Please return every line below that contains the string "icon".

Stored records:
◇ ◇ ◇ ◇ ◇ ◇ ◇

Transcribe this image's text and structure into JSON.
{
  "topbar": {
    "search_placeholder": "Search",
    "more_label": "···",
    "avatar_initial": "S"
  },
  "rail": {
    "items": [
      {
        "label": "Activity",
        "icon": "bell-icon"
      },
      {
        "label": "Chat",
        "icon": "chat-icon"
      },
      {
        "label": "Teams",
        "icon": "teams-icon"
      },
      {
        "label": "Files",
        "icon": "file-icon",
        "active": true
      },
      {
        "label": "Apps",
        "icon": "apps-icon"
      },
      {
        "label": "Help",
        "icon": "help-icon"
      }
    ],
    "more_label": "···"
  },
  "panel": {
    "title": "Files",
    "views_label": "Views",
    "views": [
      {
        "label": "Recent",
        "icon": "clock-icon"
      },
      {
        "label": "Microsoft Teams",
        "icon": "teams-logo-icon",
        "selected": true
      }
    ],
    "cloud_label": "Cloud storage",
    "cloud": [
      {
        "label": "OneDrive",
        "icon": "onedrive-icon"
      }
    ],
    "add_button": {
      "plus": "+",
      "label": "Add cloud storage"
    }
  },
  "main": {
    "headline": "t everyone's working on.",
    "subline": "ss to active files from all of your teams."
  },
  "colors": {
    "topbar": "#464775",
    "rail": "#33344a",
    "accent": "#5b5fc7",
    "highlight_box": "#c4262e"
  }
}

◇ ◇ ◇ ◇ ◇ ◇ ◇

Written answer:
        "icon": "bell-icon"
        "icon": "chat-icon"
        "icon": "teams-icon"
        "icon": "file-icon",
        "icon": "apps-icon"
        "icon": "help-icon"
        "icon": "clock-icon"
        "icon": "teams-logo-icon",
        "icon": "onedrive-icon"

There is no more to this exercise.